  • 4. combination of vertical integration and technology-orchestrated coordination of suppliers, just-in-time manufacturing, and finely-tuned logistics.” Sustainability.Inditex and Zara are dedicated to integrating environmental and social responsibility as important parts of company philosophy. In a letter to stakeholders, Inditex chair Pablo Isla emphasizes that revenue growth is accompanied by growth in both sustainability areas. He reports that a significant portion of sales comply with the eco-efficiency criteria set by Zara’s environmental plan and that the company is moving decisively toward the goal of ensuring that its entire network will meet these requirements by 2020 (Inditex 2013). In the area of social responsibility, Inditex performed 3,500 supplier audits in 2012 to assure compliance with the manufacturers’ and suppliers’ code of conduct, a document that sets out guidelines to monitor and improve conditions the supply chain. In the areas of health and safety, Inditex made around 35,000 visits to factories and, with the help of external supervisors, carried out more than one million analyses. The results Does Zara’s tightly integrated supply chain produce positive results for Inditex? There are a number of indicators that it does. Inditex is now one of the world’s largest clothing retailers, with revenue of about $21 billion in 2012. It has more inventory turns, fewer markdowns, and a higher average gross margin on sales than its competitors. It’s important to note that Zara operates contrary to some conventional practices in clothing retail—it outsources less to low-wage countries, keeps more spare production capacity, ships by air rather than ocean, and has a higher concern for supplier working conditions. Thus, there is danger for competitors who try to copy Inditex’s results. Capell (2008) cites analyst Luca Solca, who advises that the Zara model should not be followed halfheartedly. It is an all-or-nothing proposition and must be fully embraced in order to realize results. For Zara, however, the outcome is a higher return on investment.
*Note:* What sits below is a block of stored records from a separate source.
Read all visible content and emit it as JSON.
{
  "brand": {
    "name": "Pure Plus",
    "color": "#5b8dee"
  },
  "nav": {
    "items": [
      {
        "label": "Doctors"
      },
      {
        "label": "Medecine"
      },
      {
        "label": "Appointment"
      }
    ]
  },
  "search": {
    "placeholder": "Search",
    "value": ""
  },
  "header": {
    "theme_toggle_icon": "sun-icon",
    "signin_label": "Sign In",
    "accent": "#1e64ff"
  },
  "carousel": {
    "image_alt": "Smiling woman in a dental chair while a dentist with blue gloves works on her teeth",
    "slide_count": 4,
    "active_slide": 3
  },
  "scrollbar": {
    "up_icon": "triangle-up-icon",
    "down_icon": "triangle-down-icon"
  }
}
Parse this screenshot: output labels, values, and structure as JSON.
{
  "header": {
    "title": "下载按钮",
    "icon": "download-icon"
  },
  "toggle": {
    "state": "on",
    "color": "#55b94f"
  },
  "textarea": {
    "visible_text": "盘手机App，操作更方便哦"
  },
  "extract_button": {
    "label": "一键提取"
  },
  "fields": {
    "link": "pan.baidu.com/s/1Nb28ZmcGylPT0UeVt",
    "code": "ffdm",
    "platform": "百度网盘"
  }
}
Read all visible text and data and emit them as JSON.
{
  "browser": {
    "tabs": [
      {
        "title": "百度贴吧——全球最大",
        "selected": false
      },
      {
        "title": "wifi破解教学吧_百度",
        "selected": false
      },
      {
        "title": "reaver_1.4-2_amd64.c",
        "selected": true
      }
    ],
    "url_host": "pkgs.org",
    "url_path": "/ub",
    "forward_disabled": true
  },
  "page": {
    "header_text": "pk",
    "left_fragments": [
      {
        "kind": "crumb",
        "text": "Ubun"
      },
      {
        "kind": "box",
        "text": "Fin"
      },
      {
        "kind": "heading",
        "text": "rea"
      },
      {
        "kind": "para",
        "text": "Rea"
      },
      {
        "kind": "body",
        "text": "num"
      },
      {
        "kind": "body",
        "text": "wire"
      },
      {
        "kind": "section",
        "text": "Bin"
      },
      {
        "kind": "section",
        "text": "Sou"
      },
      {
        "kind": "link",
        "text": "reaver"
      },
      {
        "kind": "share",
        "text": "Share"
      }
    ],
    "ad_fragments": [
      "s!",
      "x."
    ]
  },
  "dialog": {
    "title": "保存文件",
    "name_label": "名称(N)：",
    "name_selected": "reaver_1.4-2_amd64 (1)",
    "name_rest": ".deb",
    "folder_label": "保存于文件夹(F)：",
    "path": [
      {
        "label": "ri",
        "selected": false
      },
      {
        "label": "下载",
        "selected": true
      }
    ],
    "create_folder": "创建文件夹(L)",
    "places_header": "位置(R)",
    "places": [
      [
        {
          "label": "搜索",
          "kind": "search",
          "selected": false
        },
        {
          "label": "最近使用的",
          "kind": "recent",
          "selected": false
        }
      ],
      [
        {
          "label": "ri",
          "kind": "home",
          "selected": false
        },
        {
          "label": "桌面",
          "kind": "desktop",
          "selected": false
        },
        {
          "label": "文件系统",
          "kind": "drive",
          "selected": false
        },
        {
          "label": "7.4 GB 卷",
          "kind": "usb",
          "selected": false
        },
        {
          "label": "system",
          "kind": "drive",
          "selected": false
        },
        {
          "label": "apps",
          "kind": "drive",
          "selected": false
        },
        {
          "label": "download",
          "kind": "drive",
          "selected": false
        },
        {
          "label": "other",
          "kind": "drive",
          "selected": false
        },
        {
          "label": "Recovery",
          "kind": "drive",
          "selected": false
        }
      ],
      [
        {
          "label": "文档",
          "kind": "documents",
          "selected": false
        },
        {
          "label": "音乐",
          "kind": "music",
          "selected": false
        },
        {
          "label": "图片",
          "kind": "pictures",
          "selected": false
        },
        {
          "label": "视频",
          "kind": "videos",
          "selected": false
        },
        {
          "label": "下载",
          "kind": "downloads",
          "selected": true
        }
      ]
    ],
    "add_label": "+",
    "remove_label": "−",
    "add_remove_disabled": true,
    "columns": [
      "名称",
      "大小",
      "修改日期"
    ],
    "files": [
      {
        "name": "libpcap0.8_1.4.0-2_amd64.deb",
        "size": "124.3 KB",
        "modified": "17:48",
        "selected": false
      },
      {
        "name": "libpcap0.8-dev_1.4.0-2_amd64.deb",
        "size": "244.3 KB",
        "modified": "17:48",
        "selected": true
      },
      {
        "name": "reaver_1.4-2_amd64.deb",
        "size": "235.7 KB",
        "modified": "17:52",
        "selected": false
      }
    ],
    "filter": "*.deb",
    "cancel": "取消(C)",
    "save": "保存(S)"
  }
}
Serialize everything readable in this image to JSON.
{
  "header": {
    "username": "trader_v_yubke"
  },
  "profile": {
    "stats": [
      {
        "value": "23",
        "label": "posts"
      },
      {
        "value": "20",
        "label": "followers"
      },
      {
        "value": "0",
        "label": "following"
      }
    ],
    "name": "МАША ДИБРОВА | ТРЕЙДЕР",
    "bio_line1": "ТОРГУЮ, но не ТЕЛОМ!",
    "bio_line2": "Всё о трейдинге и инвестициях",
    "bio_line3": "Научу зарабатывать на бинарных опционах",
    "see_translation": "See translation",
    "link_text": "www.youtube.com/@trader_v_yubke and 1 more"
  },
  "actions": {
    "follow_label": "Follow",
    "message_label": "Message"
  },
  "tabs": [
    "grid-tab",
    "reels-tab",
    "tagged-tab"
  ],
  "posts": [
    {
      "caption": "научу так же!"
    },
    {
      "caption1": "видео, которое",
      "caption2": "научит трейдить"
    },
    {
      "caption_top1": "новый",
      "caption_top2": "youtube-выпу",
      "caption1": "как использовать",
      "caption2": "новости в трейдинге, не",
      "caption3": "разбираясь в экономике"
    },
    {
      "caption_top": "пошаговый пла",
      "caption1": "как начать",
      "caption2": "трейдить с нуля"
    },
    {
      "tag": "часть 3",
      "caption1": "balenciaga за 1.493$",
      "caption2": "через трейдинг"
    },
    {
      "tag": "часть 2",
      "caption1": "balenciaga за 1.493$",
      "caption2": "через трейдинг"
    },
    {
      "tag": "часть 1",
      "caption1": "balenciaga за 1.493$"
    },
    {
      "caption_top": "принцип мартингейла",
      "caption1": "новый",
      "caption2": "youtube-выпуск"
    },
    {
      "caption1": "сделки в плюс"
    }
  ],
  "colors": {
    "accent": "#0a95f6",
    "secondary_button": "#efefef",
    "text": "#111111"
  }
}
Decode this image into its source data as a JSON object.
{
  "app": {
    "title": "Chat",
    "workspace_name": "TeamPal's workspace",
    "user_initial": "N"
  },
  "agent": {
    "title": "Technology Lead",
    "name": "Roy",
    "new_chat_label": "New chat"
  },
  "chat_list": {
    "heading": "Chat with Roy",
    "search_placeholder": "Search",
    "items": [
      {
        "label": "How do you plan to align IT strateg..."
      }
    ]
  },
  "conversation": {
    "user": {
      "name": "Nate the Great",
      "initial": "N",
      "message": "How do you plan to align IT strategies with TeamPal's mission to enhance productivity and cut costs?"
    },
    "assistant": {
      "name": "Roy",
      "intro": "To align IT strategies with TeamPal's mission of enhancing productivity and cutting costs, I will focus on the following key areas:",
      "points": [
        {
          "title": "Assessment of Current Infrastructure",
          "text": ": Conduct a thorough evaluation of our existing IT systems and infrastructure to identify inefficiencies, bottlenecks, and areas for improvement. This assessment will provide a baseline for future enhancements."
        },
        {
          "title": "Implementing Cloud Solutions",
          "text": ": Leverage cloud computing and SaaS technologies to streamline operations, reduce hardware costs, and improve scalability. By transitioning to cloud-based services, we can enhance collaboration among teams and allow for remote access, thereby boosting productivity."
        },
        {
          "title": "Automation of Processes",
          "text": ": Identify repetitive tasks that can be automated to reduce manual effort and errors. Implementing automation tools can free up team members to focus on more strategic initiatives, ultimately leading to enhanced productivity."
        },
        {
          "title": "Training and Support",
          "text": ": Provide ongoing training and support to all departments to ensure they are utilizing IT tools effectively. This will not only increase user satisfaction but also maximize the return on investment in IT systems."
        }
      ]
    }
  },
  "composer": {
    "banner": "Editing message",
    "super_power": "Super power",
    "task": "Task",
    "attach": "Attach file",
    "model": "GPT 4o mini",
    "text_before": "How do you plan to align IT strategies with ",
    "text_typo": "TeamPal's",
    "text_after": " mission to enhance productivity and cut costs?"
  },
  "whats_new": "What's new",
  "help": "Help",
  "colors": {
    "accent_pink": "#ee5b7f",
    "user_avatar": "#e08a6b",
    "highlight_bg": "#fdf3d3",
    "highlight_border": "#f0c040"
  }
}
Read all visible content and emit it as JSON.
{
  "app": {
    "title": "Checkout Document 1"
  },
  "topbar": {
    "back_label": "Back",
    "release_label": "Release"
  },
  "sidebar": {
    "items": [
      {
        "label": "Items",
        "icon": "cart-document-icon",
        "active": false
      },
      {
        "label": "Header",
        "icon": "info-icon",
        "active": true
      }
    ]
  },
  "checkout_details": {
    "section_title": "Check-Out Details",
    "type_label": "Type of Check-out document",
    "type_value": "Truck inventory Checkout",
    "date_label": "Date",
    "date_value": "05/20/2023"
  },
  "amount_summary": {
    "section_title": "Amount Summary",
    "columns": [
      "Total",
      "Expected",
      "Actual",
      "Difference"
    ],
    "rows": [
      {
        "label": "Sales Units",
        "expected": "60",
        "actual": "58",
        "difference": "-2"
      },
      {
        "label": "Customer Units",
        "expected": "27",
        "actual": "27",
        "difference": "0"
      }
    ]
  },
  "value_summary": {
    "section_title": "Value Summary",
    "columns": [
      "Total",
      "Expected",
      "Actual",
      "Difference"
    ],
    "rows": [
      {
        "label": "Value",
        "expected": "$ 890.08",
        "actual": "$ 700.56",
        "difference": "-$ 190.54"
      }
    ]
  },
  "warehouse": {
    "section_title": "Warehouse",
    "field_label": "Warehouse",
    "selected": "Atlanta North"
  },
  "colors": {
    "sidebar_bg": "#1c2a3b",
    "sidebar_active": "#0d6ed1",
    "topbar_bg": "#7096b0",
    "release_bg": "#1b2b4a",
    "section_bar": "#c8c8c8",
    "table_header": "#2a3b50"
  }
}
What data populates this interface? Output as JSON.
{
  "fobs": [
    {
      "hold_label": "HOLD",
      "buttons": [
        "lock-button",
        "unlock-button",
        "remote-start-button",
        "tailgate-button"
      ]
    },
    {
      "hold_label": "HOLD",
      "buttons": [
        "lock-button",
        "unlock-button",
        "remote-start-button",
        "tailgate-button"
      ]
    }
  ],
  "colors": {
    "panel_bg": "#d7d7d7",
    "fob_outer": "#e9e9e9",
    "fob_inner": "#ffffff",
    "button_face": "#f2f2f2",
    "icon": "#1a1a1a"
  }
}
The company puts together the pieces into a self-reinforcing system that gets the job done—and demonstrates that a tightly integrated supply chain enables financial success.